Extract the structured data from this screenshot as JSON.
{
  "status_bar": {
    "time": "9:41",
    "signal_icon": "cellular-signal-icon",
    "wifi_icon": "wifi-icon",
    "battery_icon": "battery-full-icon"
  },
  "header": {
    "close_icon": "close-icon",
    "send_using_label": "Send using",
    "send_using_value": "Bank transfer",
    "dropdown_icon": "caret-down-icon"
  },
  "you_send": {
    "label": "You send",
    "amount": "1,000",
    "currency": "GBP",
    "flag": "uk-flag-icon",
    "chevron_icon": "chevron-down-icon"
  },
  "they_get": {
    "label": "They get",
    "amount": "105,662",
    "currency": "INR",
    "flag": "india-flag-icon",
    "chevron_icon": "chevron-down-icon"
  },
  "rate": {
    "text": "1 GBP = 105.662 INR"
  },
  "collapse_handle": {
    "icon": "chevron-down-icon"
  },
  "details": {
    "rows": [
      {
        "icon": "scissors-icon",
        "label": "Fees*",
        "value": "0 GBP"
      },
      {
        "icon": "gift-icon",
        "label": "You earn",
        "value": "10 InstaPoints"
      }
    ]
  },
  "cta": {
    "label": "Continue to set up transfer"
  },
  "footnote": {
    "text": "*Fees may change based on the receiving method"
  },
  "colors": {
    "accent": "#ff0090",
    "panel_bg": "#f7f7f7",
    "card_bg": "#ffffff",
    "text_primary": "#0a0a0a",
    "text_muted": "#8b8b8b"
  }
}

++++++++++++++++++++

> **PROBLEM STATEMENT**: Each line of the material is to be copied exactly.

> **SOLUTION TO THE PROBLEM**:
Extract the structured data from this screenshot as JSON.
{
  "status_bar": {
    "time": "9:41",
    "signal_icon": "cellular-signal-icon",
    "wifi_icon": "wifi-icon",
    "battery_icon": "battery-full-icon"
  },
  "header": {
    "close_icon": "close-icon",
    "send_using_label": "Send using",
    "send_using_value": "Bank transfer",
    "dropdown_icon": "caret-down-icon"
  },
  "you_send": {
    "label": "You send",
    "amount": "1,000",
    "currency": "GBP",
    "flag": "uk-flag-icon",
    "chevron_icon": "chevron-down-icon"
  },
  "they_get": {
    "label": "They get",
    "amount": "105,662",
    "currency": "INR",
    "flag": "india-flag-icon",
    "chevron_icon": "chevron-down-icon"
  },
  "rate": {
    "text": "1 GBP = 105.662 INR"
  },
  "collapse_handle": {
    "icon": "chevron-down-icon"
  },
  "details": {
    "rows": [
      {
        "icon": "scissors-icon",
        "label": "Fees*",
        "value": "0 GBP"
      },
      {
        "icon": "gift-icon",
        "label": "You earn",
        "value": "10 InstaPoints"
      }
    ]
  },
  "cta": {
    "label": "Continue to set up transfer"
  },
  "footnote": {
    "text": "*Fees may change based on the receiving method"
  },
  "colors": {
    "accent": "#ff0090",
    "panel_bg": "#f7f7f7",
    "card_bg": "#ffffff",
    "text_primary": "#0a0a0a",
    "text_muted": "#8b8b8b"
  }
}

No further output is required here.